Word reaches Tulkinghorn that some musical beat combo known as Coldplay was planning to shoot a pop video on top of Pinsents’ building, with - of course - the firm’s blessing.
Bad day for Pinsents’ post boy
Sadly Chris Martin & Co had to abandon plans when they realised they wouldn’t be able to get a piano on the roof (apparently they did consider using a helicopter, but decided against it). Perhaps they should have used Parachutes?
But of course, as previously reported, the firm did manage to snare a starring role in Spooks.
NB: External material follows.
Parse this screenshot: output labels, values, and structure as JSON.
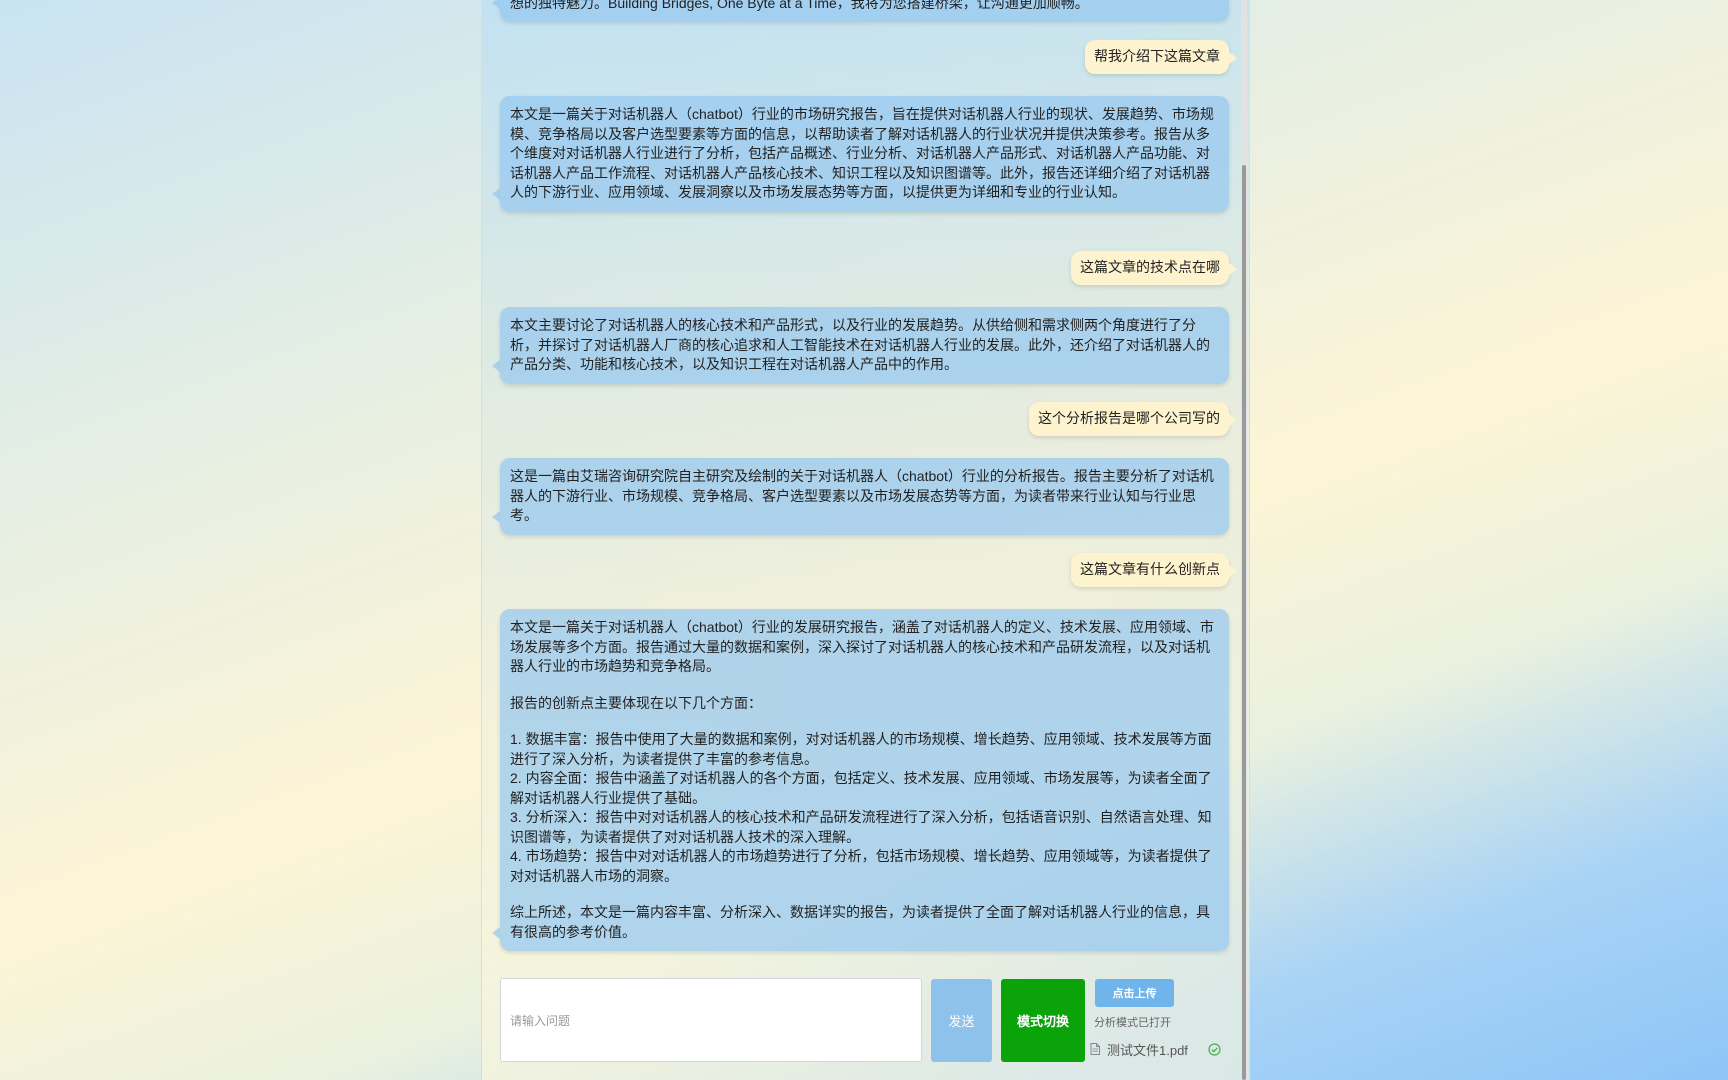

What you might not know is that the British TV spy series not only featured Pinsents’ building, but also provided a role for head of litigation Nigel Kissack’s son Rick, who popped up in the final series as one ’Tom Defoe’.
Tulkinghorn sincerely hopes that post-merger with McGrigors, Pinsents manages to maintain this stratospheric level of celebrity.
Bright lights, big city
Tulkinghorn is lucky to work in the ultra-cool locale of Fitzrovia - it’s the new Soho, you know. Just round the corner from the office can be found the Sanderson Hotel, a 1970s office block turned trendy. Too trendy, it turned out, for one Channel Islands lawyer who stayed there recently.
Our hapless advocate, struggling to work the complicated light switches in his room, eventually gave up and spent the night bathed in brightness. Life, evidently, is simpler offshore.
Mill milked by Silk ilk
Is the former head of Blackstone, Ian Mill QC, about to defect to a rival set? This picture reveals evidence that the bar luvvie has been talking with the Dickensian-style clerk that is Billy Lamb, the character who caused much consternation last year for his portrayal of the bar in the BBC drama Silk.
A more likely explanation is that the programme’s two senior barristers, Martha Costello (Maxine Peake) and Clive Reader (Rupert Henry-Jones), have been looking for some tips from chambers. Blackstone’s Mill and Jane Mulcahy were only too happy to help.
Rarely can K&L Gates have promoted anyone as appropriately named as Heidi Eckel Alessi. According to the press blurb, the employee benefits specialist, who just made partner in the firm’s Seattle office, advises on “cafeteria plans”.
Apparently this is a term of art in the benefits world and nothing whatsoever to do with flashy coffee makers or stuffing your face. Honest.